Yet until recent times any speaker like this would have to be called “tinny”, because upper midrange and treble was all they could produce.
This one? As I’m typing away right now, “Sunshine of My Love” by Cream is playing. The Flip 4 is four metres away from where I’m sitting, yet it’s producing good, clean music at a moderate volume. Not quite room filling, but probably loud enough to have any co-workers, were there any in this office, protesting for it to be turned down.
There is no kick drum. Not the slightest hint of one. But the bass guitar is full and almost completely reproduced, and in balance with the rest of the music. The rest of the drum kit is equally full, and suffering little compression.
The overall tone is a touch bright, but not excessively so. Vocals are clean and sibilance free. Cymbals are in balance.
Brought up closer, the speaker is accordingly louder but the character remains the same.
That contrast between the bass guitar being present and full and the kick drum being completely absent prompted me to conduct a more formal check to see precisely what was going on. Measuring the full frequency response of the system from about half a metre away showed that the JBL Flip 4 was perfectly happy producing usable output all the way from 60 hertz up to 20,000 hertz. That range was once the preserve of high quality bookshelf loudspeakers.
That said, not all was perfect. The lower midrange was somewhat recessed, while the mid and upper treble – 4000 hertz and up – was somewhat higher in level than the lower frequencies. So, by high quality bookshelf speakers, only so so.
By $150 tiny Bluetooth speaker standards, incredible.
Let’s zoom in a little on that bass end. I remeasured, but this time with the microphone up close to one of the passive radiators to make sure things weren’t being unduly influenced by room effects. The bass had a clear “shoulder” at 62.5 hertz, below which it fell away rapidly. It was down by twelve decibels at 55 hertz, and 24dB by 50 hertz. Those figures just mean that anything at 55 hertz is basically inaudible, unless there’s nothing else playing.
Kick drums have most of their energy at around 40 hertz, which is why they aren’t being reproduced.
This does raise a question I find interesting. Why does JBL say that their frequency response is 70 to 20,000 hertz? It could legitimately say 60 to 20,000. And it has far better measurement facilities than I do.

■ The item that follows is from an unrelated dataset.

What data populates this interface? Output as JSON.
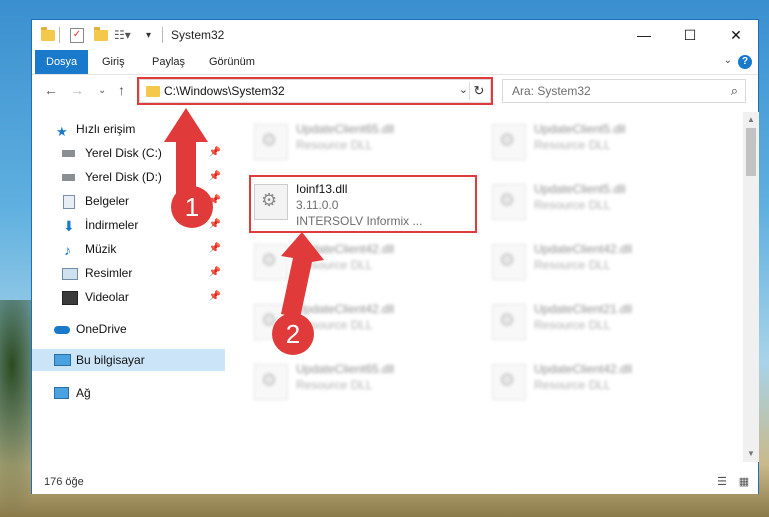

Perhaps it figured that no one would believe it if that was its claim, whereas 70 hertz, while still impressive, would be more plausible.
You’re very unlikely to do better for the price for a compact, portable Bluetooth speaker than the JBL Flip 4.